### Task directions
For the data below, report how many lines include the word "nKey", and write nothing else.

### Data extracted from a collection
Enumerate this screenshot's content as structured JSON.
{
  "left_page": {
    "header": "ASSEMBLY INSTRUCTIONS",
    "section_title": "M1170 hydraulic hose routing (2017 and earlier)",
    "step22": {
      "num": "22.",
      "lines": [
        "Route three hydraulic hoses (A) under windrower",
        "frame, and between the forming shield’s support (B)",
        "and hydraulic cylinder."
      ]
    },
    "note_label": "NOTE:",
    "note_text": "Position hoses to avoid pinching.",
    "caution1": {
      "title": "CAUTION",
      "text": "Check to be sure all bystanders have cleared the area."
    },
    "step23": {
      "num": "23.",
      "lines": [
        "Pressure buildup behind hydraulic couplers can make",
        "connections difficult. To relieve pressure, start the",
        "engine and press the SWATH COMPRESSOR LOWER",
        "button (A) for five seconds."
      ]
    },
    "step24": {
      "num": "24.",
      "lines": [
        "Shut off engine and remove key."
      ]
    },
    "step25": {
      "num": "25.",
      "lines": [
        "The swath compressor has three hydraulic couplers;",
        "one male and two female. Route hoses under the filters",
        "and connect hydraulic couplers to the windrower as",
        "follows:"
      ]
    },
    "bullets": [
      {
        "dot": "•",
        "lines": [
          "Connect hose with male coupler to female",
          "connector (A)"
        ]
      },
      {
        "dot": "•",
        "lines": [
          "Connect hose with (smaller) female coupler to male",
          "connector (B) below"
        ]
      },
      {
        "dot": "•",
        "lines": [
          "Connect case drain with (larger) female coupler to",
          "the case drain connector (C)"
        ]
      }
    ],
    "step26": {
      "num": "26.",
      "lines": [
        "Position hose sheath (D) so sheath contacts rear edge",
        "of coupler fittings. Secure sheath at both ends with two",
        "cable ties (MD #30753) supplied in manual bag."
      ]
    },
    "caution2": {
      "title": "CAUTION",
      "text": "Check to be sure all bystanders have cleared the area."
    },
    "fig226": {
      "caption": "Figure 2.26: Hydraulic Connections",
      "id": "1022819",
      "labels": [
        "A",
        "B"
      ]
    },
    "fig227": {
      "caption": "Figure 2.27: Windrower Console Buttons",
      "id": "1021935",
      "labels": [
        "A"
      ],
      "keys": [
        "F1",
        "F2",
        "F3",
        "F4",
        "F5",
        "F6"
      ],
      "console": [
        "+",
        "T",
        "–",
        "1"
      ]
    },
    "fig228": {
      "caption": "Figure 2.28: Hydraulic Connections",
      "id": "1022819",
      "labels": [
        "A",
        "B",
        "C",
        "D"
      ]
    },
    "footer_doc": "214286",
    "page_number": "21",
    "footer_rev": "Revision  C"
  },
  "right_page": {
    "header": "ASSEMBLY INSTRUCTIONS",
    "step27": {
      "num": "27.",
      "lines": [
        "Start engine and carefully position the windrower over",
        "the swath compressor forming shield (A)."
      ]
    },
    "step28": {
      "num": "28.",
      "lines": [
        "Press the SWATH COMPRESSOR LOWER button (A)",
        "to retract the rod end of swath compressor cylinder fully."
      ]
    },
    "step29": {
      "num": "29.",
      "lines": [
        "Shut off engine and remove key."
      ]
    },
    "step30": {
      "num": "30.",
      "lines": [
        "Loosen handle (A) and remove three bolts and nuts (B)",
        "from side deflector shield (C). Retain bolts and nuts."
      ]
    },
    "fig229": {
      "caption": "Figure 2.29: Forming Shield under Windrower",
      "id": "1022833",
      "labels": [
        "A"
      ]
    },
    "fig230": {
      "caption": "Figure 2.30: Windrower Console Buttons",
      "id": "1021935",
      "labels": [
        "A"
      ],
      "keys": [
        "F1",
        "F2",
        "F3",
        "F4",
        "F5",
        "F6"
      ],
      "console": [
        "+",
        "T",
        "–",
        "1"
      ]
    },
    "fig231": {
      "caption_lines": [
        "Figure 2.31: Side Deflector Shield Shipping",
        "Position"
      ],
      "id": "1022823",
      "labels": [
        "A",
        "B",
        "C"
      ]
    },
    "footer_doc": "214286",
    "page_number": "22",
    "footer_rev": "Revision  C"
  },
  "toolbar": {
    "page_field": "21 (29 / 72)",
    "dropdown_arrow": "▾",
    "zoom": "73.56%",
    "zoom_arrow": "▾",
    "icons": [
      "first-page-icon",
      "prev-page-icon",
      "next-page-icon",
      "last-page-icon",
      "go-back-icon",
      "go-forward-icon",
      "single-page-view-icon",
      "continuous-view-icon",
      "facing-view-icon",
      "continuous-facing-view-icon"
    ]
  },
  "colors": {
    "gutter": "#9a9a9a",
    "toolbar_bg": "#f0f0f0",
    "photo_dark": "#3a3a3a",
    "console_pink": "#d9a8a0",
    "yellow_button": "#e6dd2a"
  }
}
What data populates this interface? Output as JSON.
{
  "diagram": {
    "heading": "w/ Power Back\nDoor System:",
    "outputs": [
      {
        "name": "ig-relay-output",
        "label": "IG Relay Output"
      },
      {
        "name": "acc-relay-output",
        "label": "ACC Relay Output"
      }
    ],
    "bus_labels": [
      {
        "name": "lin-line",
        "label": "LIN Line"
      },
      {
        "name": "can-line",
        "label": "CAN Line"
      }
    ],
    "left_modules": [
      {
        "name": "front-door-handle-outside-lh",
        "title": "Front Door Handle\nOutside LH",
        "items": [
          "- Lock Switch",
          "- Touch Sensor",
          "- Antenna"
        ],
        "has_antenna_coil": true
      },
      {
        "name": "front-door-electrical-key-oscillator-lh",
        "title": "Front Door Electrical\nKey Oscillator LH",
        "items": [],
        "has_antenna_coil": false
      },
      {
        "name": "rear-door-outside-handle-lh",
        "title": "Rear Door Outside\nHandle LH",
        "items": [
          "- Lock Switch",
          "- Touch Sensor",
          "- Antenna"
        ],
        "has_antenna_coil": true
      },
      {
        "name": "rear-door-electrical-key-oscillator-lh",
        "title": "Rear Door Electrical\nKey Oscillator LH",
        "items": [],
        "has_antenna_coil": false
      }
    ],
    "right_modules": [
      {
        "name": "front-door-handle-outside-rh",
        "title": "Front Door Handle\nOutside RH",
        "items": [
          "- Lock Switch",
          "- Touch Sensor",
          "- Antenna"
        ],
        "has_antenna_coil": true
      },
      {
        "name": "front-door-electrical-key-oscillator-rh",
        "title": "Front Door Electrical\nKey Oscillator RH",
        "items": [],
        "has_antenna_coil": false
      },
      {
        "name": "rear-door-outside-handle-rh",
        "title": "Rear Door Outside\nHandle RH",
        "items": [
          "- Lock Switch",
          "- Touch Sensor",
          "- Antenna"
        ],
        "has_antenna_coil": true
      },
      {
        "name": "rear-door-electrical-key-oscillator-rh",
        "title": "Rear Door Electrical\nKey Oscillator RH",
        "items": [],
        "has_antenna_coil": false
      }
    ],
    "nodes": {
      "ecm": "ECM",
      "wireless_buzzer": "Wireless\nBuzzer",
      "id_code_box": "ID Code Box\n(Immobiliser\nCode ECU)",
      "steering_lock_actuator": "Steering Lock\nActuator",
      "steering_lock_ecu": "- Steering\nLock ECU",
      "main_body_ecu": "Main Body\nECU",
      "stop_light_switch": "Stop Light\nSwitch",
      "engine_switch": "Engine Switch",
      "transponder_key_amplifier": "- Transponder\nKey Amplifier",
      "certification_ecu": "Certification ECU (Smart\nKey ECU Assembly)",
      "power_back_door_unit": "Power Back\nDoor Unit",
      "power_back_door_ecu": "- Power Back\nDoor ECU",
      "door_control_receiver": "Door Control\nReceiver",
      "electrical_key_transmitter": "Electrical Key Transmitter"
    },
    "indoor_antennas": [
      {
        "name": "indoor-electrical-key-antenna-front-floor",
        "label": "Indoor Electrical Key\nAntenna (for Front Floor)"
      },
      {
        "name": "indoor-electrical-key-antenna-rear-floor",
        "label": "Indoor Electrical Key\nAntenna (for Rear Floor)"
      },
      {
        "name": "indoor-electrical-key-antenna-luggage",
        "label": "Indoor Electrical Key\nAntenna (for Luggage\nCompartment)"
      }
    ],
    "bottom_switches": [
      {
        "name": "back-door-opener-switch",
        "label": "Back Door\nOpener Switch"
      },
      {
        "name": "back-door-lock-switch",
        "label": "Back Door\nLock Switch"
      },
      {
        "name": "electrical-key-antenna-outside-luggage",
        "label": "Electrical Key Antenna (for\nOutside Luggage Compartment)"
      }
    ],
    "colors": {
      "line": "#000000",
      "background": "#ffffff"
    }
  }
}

### Result of the exercise
6